  1. Listing & Linking Task Force developed, improved and better synchronized farm link programs in New England, and reached out to seekers and farmland holders.
  2. Succession & Transfer Assistance Task Force developed innovative curriculum, and provided advice and legal assistance to transitioning farm families through teams of service providers and attorneys. This task force focused on farmers without identified successors and “mid-life” farmers.
  3. Tenure Innovations Task Force continued to explore innovative access and transfer methods, such as paths to ownership, affordable farmer housing, farmland investment models, and conservation tools. It proposed best practices and supportive public policies.
  4. State programs, capacity and networks were strengthened through educational events, services, and professional training.


Strong partnerships are at the heart of this project. Organizations, agency and firms across and beyond the region committed matching funds totaling over $160,000. Together, collaborators developed materials, workshops, services and policy recommendations.
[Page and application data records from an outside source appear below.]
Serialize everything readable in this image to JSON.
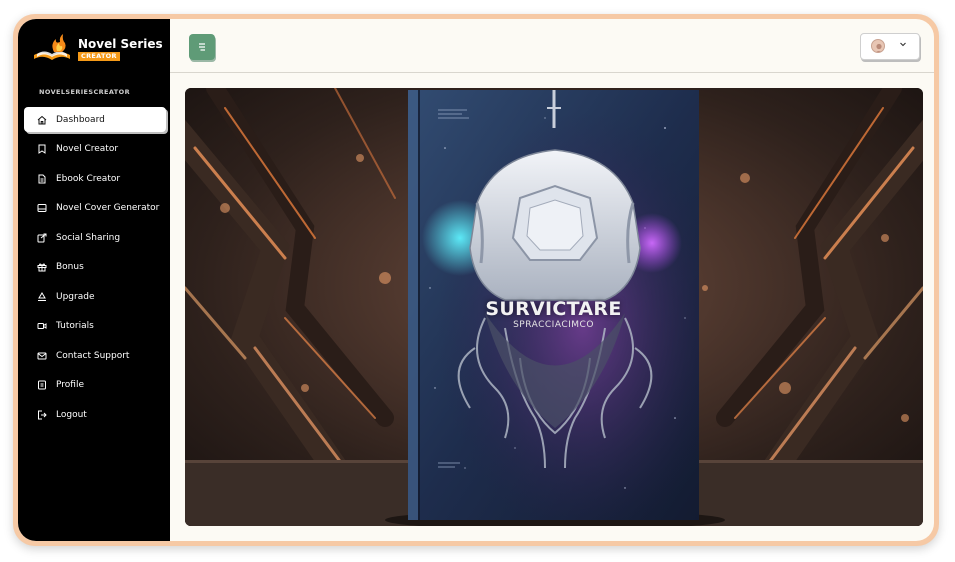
{
  "sidebar": {
    "logo": {
      "title": "Novel Series",
      "subtitle": "CREATOR"
    },
    "brand_label": "NOVELSERIESCREATOR",
    "items": [
      {
        "label": "Dashboard",
        "icon": "home-icon",
        "active": true
      },
      {
        "label": "Novel Creator",
        "icon": "bookmark-icon"
      },
      {
        "label": "Ebook Creator",
        "icon": "document-icon"
      },
      {
        "label": "Novel Cover Generator",
        "icon": "image-icon"
      },
      {
        "label": "Social Sharing",
        "icon": "share-icon"
      },
      {
        "label": "Bonus",
        "icon": "gift-icon"
      },
      {
        "label": "Upgrade",
        "icon": "recycle-icon"
      },
      {
        "label": "Tutorials",
        "icon": "video-icon"
      },
      {
        "label": "Contact Support",
        "icon": "mail-icon"
      },
      {
        "label": "Profile",
        "icon": "profile-icon"
      },
      {
        "label": "Logout",
        "icon": "logout-icon"
      }
    ]
  },
  "topbar": {
    "menu_icon": "menu-icon",
    "user_icon": "avatar-icon",
    "dropdown_icon": "chevron-down-icon"
  },
  "hero": {
    "book_title": "SURVICTARE",
    "book_subtitle": "SPRACCIACIMCO"
  },
  "colors": {
    "sidebar_bg": "#000000",
    "accent_green": "#5f9b77",
    "frame": "#f6c9a5",
    "logo_badge": "#f59a18"
  }
}
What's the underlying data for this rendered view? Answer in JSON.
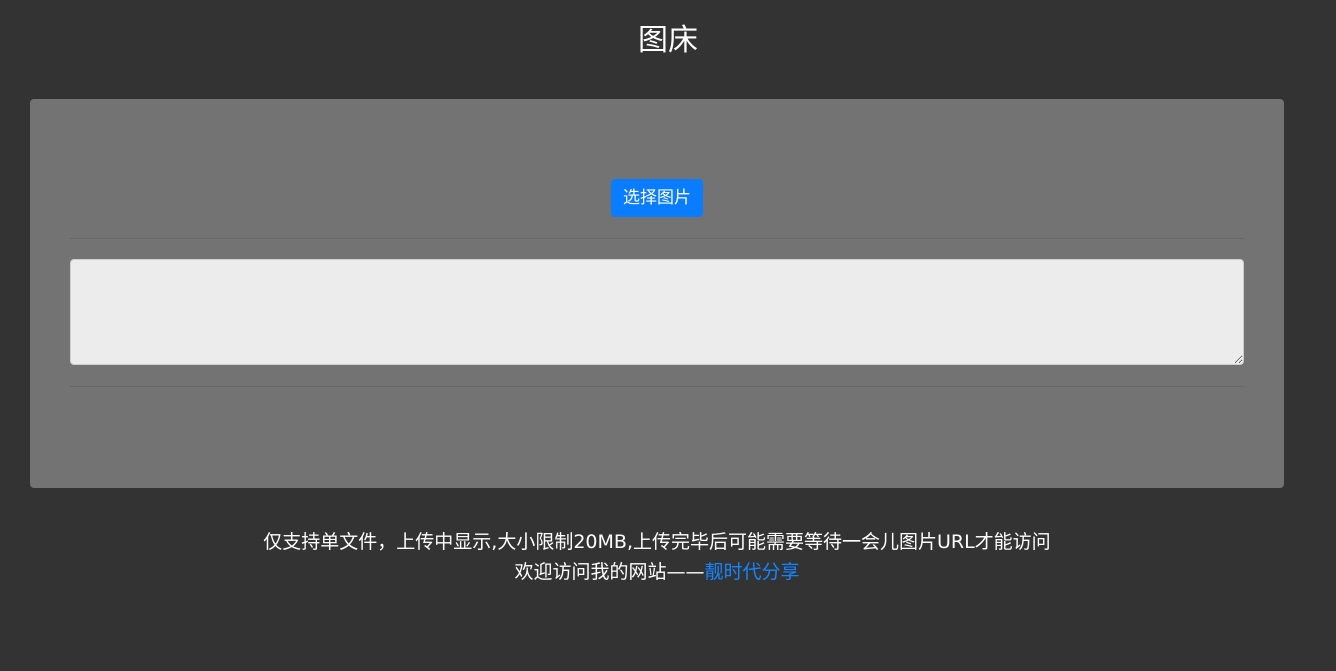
{
  "header": {
    "title": "图床"
  },
  "upload": {
    "select_button_label": "选择图片",
    "url_output_value": "",
    "url_output_placeholder": ""
  },
  "footer": {
    "notice": "仅支持单文件，上传中显示,大小限制20MB,上传完毕后可能需要等待一会儿图片URL才能访问",
    "welcome_prefix": "欢迎访问我的网站——",
    "site_link_label": "靓时代分享"
  },
  "colors": {
    "background": "#333333",
    "panel": "#737373",
    "accent": "#0a7cff",
    "link": "#1585ff"
  }
}
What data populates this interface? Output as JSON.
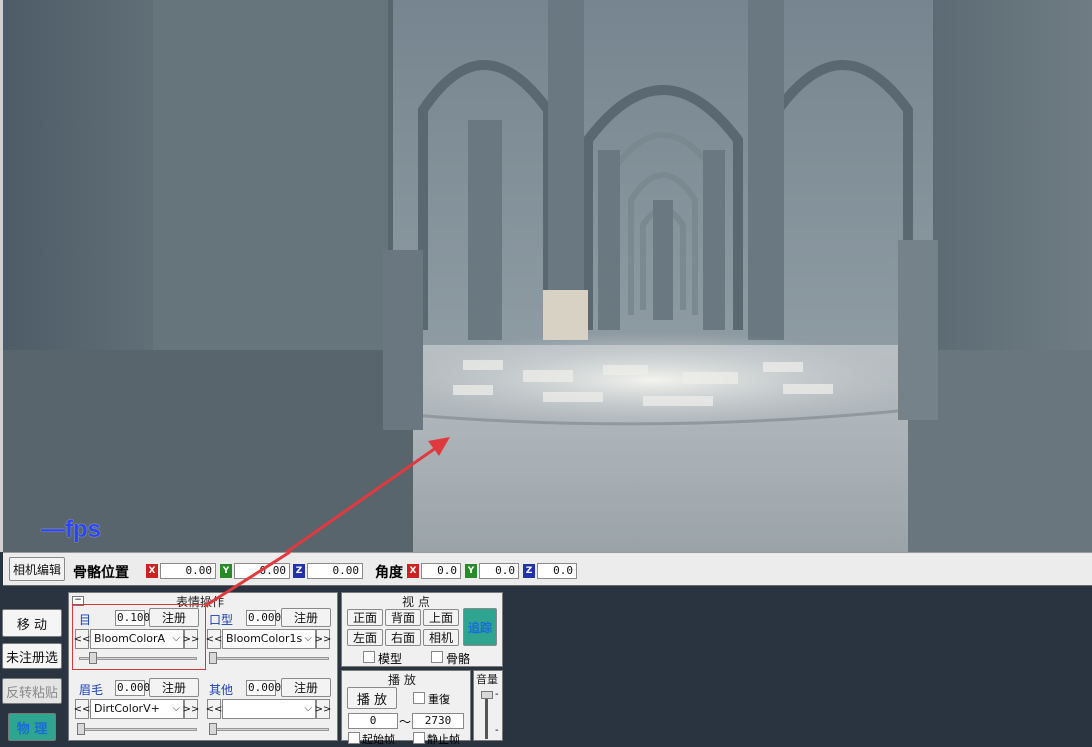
{
  "viewport": {
    "fps_label": "—fps"
  },
  "bonebar": {
    "camera_edit": "相机编辑",
    "bone_pos_label": "骨骼位置",
    "angle_label": "角度",
    "pos": {
      "x": "0.00",
      "y": "0.00",
      "z": "0.00"
    },
    "rot": {
      "x": "0.0",
      "y": "0.0",
      "z": "0.0"
    },
    "axis": {
      "x": "X",
      "y": "Y",
      "z": "Z"
    },
    "colors": {
      "x": "#cc2222",
      "y": "#2a8a2a",
      "z": "#2233aa"
    }
  },
  "left": {
    "move": "移 动",
    "unregistered": "未注册选",
    "reverse_paste": "反转粘贴",
    "physics": "物 理"
  },
  "expression": {
    "title": "表情操作",
    "collapse": "−",
    "eye": {
      "label": "目",
      "value": "0.100",
      "register": "注册",
      "combo": "BloomColorA"
    },
    "mouth": {
      "label": "口型",
      "value": "0.000",
      "register": "注册",
      "combo": "BloomColor1s"
    },
    "brow": {
      "label": "眉毛",
      "value": "0.000",
      "register": "注册",
      "combo": "DirtColorV+"
    },
    "other": {
      "label": "其他",
      "value": "0.000",
      "register": "注册",
      "combo": ""
    },
    "prev": "<<",
    "next": ">>"
  },
  "view": {
    "title": "视 点",
    "front": "正面",
    "back": "背面",
    "top": "上面",
    "left": "左面",
    "right": "右面",
    "camera": "相机",
    "follow": "追踪",
    "model": "模型",
    "bone": "骨骼"
  },
  "play": {
    "title": "播 放",
    "play_btn": "播 放",
    "repeat": "重復",
    "start_frame": "0",
    "tilde": "〜",
    "end_frame": "2730",
    "start_label": "起始帧",
    "stop_label": "静止帧"
  },
  "volume": {
    "title": "音量",
    "dash_top": "-",
    "dash_bottom": "-"
  },
  "accent": {
    "follow_text": "#1a6cd6",
    "follow_bg": "#2fa58f",
    "physics_text": "#1a6cd6",
    "physics_bg": "#2fa58f",
    "highlight": "#d83a3a"
  }
}
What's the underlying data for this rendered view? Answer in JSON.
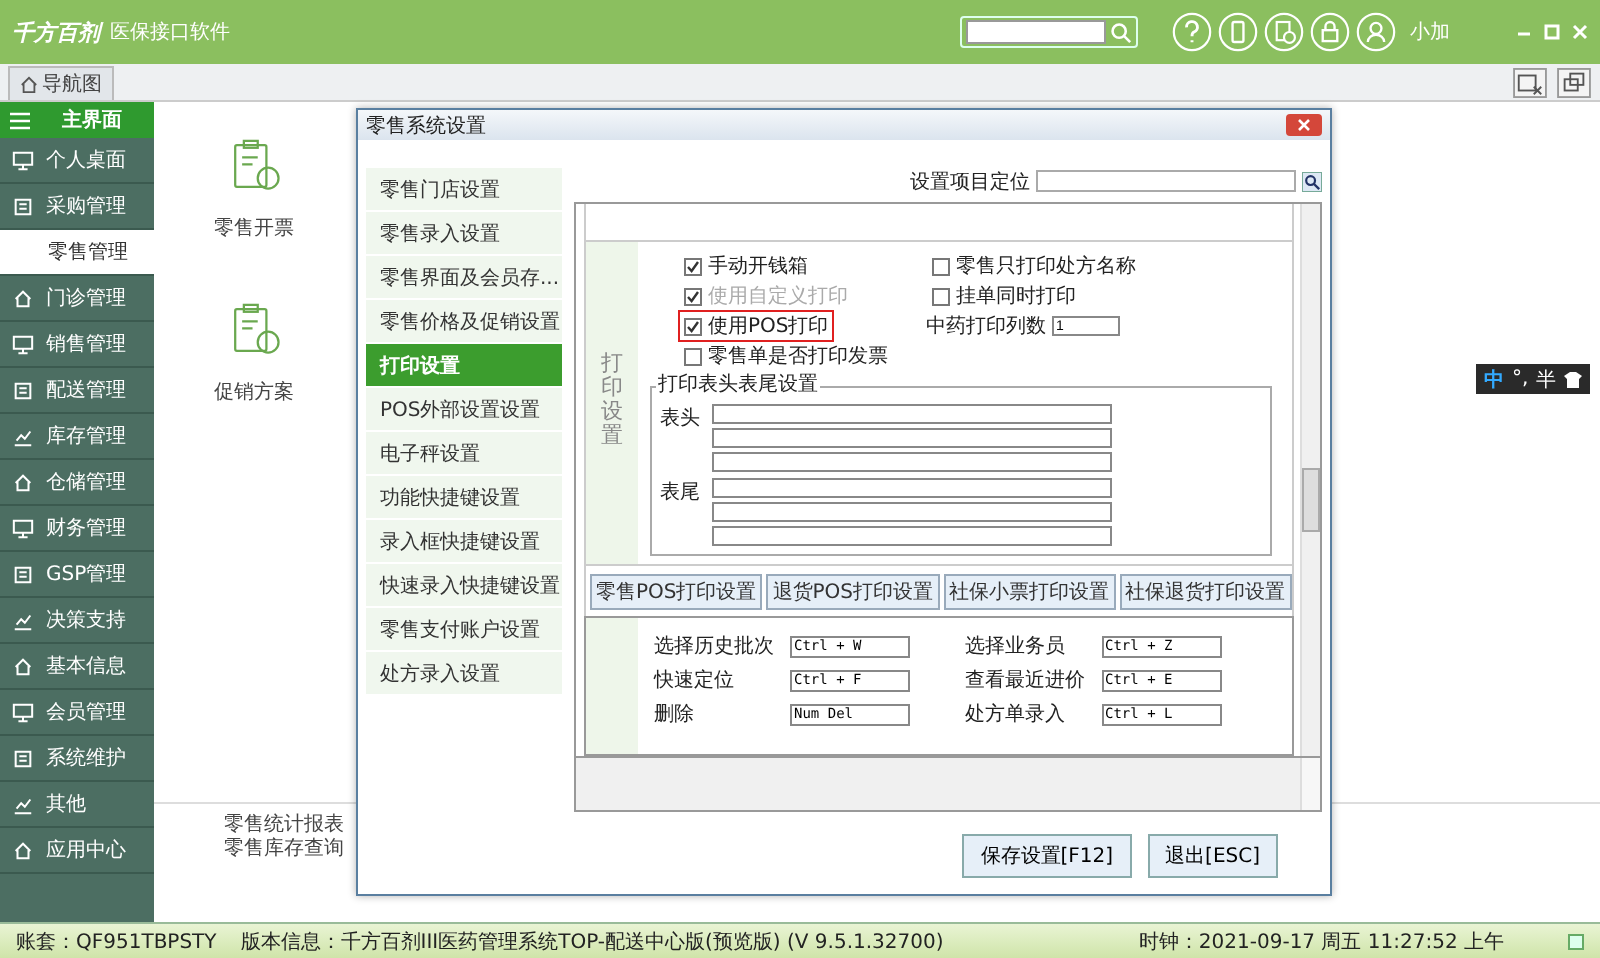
{
  "header": {
    "logo": "千方百剂",
    "product": "医保接口软件",
    "user": "小加"
  },
  "tabs": [
    {
      "label": "导航图",
      "selected": true
    }
  ],
  "sidebar": {
    "title": "主界面",
    "items": [
      {
        "label": "个人桌面",
        "selected": false
      },
      {
        "label": "采购管理",
        "selected": false
      },
      {
        "label": "零售管理",
        "selected": true
      },
      {
        "label": "门诊管理",
        "selected": false
      },
      {
        "label": "销售管理",
        "selected": false
      },
      {
        "label": "配送管理",
        "selected": false
      },
      {
        "label": "库存管理",
        "selected": false
      },
      {
        "label": "仓储管理",
        "selected": false
      },
      {
        "label": "财务管理",
        "selected": false
      },
      {
        "label": "GSP管理",
        "selected": false
      },
      {
        "label": "决策支持",
        "selected": false
      },
      {
        "label": "基本信息",
        "selected": false
      },
      {
        "label": "会员管理",
        "selected": false
      },
      {
        "label": "系统维护",
        "selected": false
      },
      {
        "label": "其他",
        "selected": false
      },
      {
        "label": "应用中心",
        "selected": false
      }
    ]
  },
  "main": {
    "tiles": [
      "零售开票",
      "促销方案"
    ],
    "links": [
      "零售统计报表",
      "零售库存查询"
    ]
  },
  "dialog": {
    "title": "零售系统设置",
    "nav": [
      {
        "label": "零售门店设置",
        "selected": false
      },
      {
        "label": "零售录入设置",
        "selected": false
      },
      {
        "label": "零售界面及会员存...",
        "selected": false
      },
      {
        "label": "零售价格及促销设置",
        "selected": false
      },
      {
        "label": "打印设置",
        "selected": true
      },
      {
        "label": "POS外部设置设置",
        "selected": false
      },
      {
        "label": "电子秤设置",
        "selected": false
      },
      {
        "label": "功能快捷键设置",
        "selected": false
      },
      {
        "label": "录入框快捷键设置",
        "selected": false
      },
      {
        "label": "快速录入快捷键设置",
        "selected": false
      },
      {
        "label": "零售支付账户设置",
        "selected": false
      },
      {
        "label": "处方录入设置",
        "selected": false
      }
    ],
    "locate_label": "设置项目定位",
    "section_title": "打印设置",
    "options": [
      {
        "kind": "checkbox",
        "label": "手动开钱箱",
        "checked": true,
        "disabled": false,
        "highlighted": false
      },
      {
        "kind": "checkbox",
        "label": "零售只打印处方名称",
        "checked": false,
        "disabled": false,
        "highlighted": false
      },
      {
        "kind": "checkbox",
        "label": "使用自定义打印",
        "checked": true,
        "disabled": true,
        "highlighted": false
      },
      {
        "kind": "checkbox",
        "label": "挂单同时打印",
        "checked": false,
        "disabled": false,
        "highlighted": false
      },
      {
        "kind": "checkbox",
        "label": "使用POS打印",
        "checked": true,
        "disabled": false,
        "highlighted": true
      },
      {
        "kind": "number",
        "label": "中药打印列数",
        "value": "1"
      },
      {
        "kind": "checkbox",
        "label": "零售单是否打印发票",
        "checked": false,
        "disabled": false,
        "highlighted": false
      }
    ],
    "group_title": "打印表头表尾设置",
    "header_label": "表头",
    "footer_label": "表尾",
    "print_buttons": [
      "零售POS打印设置",
      "退货POS打印设置",
      "社保小票打印设置",
      "社保退货打印设置"
    ],
    "shortcuts": [
      {
        "label": "选择历史批次",
        "value": "Ctrl + W"
      },
      {
        "label": "选择业务员",
        "value": "Ctrl + Z"
      },
      {
        "label": "快速定位",
        "value": "Ctrl + F"
      },
      {
        "label": "查看最近进价",
        "value": "Ctrl + E"
      },
      {
        "label": "删除",
        "value": "Num Del"
      },
      {
        "label": "处方单录入",
        "value": "Ctrl + L"
      }
    ],
    "buttons": [
      "保存设置[F12]",
      "退出[ESC]"
    ]
  },
  "ime": {
    "mode": "中",
    "punct": "°,",
    "width": "半"
  },
  "status_bar": {
    "account": "账套：QF951TBPSTY",
    "version": "版本信息：千方百剂III医药管理系统TOP-配送中心版(预览版)  (V 9.5.1.32700)",
    "clock": "时钟：2021-09-17 周五 11:27:52 上午"
  }
}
They participated in trainings and worked to assist beginning and other farmers and to improve the conditions for successful and access and transfer in New England.

Thanks to these LAP partners and collaborators (listed by Task Force):

Listing & Linking

  • Ben Waterman, UVM Center for Sustainable Agriculture, Task Force Leader
  • Martha Bryan, Berkshire Agriculture Ventures
  • Jennifer Hashley, New Entry Sustainable Farming Project
  • Kip Kolesinskas, Consulting Conservationist
  • Sue Lanpher, Maine Farmland Trust
  • Jamie Pottern, Mt. Grace Land Conservation Trust
  • Cameron Weimar, Connecticut Department of Agriculture

Succession & Transfer Assistance

  • Annette Higby, Task Force Leader
  • Gary Anderson, University of Maine Extension
  • Rebecca Brown, Ammonoosuc Conservation Trust
  • Stacy Burnstein, Intervale Center
  • Paul Dillon, Attorney at Law
  • Rupert Friday, Rhode Island Land Trust Council
  • Kate Kerman, Small & Beginner Farmers of NH
  • Amanda Littleton, Cheshire County Conservation District
  • Kathy Orlando, Sheffield Land Trust
  • Carrie Scrufari, Vermont Law School
  • Lynn Spinella, Rhode Island Farm Bureau

Tenure Innovations

  • Bob Wagner, American Farmland Trust, Task Force Leader
  • Charlene Anderson, NH Community Loan Fund
  • Lisa Bassani, American Farmland Trust
  • Laura Bozzi, Southside Community Land Trust
  • Erica Buswell, Maine Farmland Trust
  • Richard E. Cavanaugh, Esq., Common Grow LLC
  • Nancy Everhart, VT Housing & Conservation Board
  • Noelle Fogg, New Entry Sustainable Farming Project
  • Rupert Friday, Rhode Island Land Trust Council
  • Stacey Gambrel, Monadnock Conservancy
  • Daniel MacPhee, Maine Organic Farmer & Gardeners Association
  • Ian McSweeney, Russell Foundation
  • Jim Oldham, Equity Trust
  • Kathy Orlando, Sheffield Land Trust
  • Jon Ramsay, Vermont Land Trust
  • Holly Rippon-Butler, National Young Farmers Coalition
  • Carrie Scrufari, Vermont Law School
  • Michelle Sheehan, Rhode Island Department of Environmental Management
  • Christine St. Clair, Small & Beginner Farmers of NH
  • Henry Talmage, Connecticut Farm Bureau

Land For Good Project Staff

  • Kathy Ruhf, former Project Director
  • Jim Habana Hafner, former Executive Director
  • Cris Coffin, former Policy Director
  • Andrew Marshall, former Education & Field Director
  • Barb Jackson, former Operations Manager
  • Lisa Luciani, Communications Manager
  • Jan Mackey, Business Manager
  • Jo Barrett, former Maine Field Agent
  • Cara Cargill, former New Hampshire Field Agent
  • Mike Ghia, Vermont Field Agent
  • Rachel Murray, former Connecticut Field Agent
  • Tess Brown-Lavoie, former Rhode Island Field Agent
  • Jason Silverman, Massachusetts Field Agent

LAP2 was supported by a grant from the USDA/NIFA Beginning Farmer and Rancher Development Program (NIFA #2015-70017-23900). Learn more:

PO Box 625
Keene, New Hampshire 03431
Phone: 603-357-1600